# LDI 2018, Day 1

#### porkchop

##### Well-Known Member
The likeness of the VL5/500 just won't die! I have always loved the look of that fixture. One of the only ones where I want the lens to be visible to the audience. A little nervous about what the MSRP will be, though.

View attachment 16945
They told me in the $8k-9K range which sounds pretty reasonable to me. The light looks like on of those things that designers will love and maintainers will hate. #### Les ##### Well-Known Member They told me in the$8k-9K range which sounds pretty reasonable to me. The light looks like on of those things that designers will love and maintainers will hate.

I've actually found the radial system of the VL500 to be pretty reliable and robust (falls and other physical damage notwithstanding). But I know there is more to this fixture than just the moving vanes up front. Seems like I also heard that it can do gobo projection as well?

Interestingly, a friend of mine who works at VL said those front vanes don't even move and are just for show. However, I saw a video of them very clearly collapsing to allow max diffusion, so I'm not sure what he knows or has seen. I guess it makes sense that they'd be a bit salty over there. They've been on edge ever since the Philips buyout.

#### dvsDave

##### Benevolent Dictator
Senior Team
CB Mods
Fight Leukemia
They definitely move, I watched them open and close myself, and wow, they make a huge difference in diffusion.

#### porkchop

##### Well-Known Member
I've actually found the radial system of the VL500 to be pretty reliable and robust (falls and other physical damage notwithstanding). But I know there is more to this fixture than just the moving vanes up front. Seems like I also heard that it can do gobo projection as well?

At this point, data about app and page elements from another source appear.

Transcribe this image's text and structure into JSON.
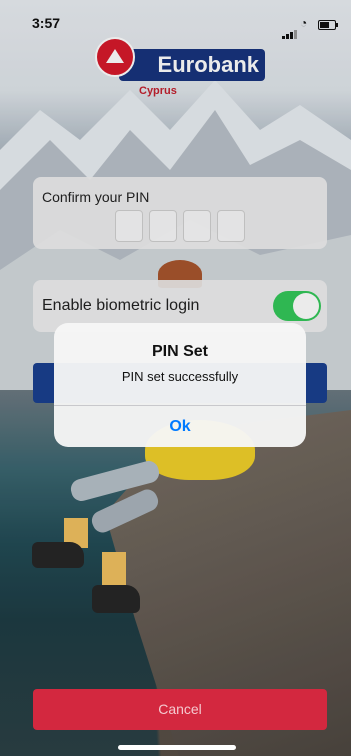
{
  "status_bar": {
    "time": "3:57"
  },
  "brand": {
    "name": "Eurobank",
    "region": "Cyprus"
  },
  "pin_card": {
    "label": "Confirm your PIN",
    "digits": [
      "",
      "",
      "",
      ""
    ]
  },
  "biometric": {
    "label": "Enable biometric login",
    "enabled": true
  },
  "alert": {
    "title": "PIN Set",
    "message": "PIN set successfully",
    "ok_label": "Ok"
  },
  "cancel_label": "Cancel",
  "colors": {
    "brand_blue": "#17347d",
    "brand_red": "#d61a2b",
    "toggle_on": "#34c759",
    "cancel": "#d3283f",
    "ios_blue": "#007aff"
  }
}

Interestingly, a friend of mine who works at VL said those front vanes don't even move and are just for show. However, I saw a video of them very clearly collapsing to allow max diffusion, so I'm not sure what he knows or has seen. I guess it makes sense that they'd be a bit salty over there. They've been on edge ever since the Philips buyout.

They can rotate 90 degrees from completely flat to where they are parallel to the light as it come out of the fixture. The guys at the booth made it very clear that "they are made to be edge lit". I'm not sure what that means exactly, but they did read nicely even when completely "open". The fixture itself is a spot type unit with gobo wheels and things like that. Can also do split colors and breakups with just the LED engine which I thought was pretty darn neat. Not sure if there would be an actual efficiency or thermal benefit to doing it this way or if it's just a unique feature for the sake of being unique.

Les

#### gafftaper

##### Senior Team
Senior Team
Fight Leukemia
They can rotate 90 degrees from completely flat to where they are parallel to the light as it come out of the fixture. The guys at the booth made it very clear that "they are made to be edge lit". I'm not sure what that means exactly, but they did read nicely even when completely "open". The fixture itself is a spot type unit with gobo wheels and things like that. Can also do split colors and breakups with just the LED engine which I thought was pretty darn neat. Not sure if there would be an actual efficiency or thermal benefit to doing it this way or if it's just a unique feature for the sake of being unique.
I believe they said it goes down to a 3 degree beam angle. So it's a sort of Sharpie too.

#### cbrandt

##### Well-Known Member
It does quite a nice (nearly) hard edge fat beam. You'd never project a logo with the gobos in here, but they do some nice break up and aerial effects. The vanes up front are made to be seen. They do a really nice job when edge lit of making the face of the fixture pretty, and double duty as a good wide angle diffusion to get a little more wash effect out of the fixture. With 6000 lumen output, the price is about right for a fixture that has some nice eye candy as well as enough output to do a decent stage wash.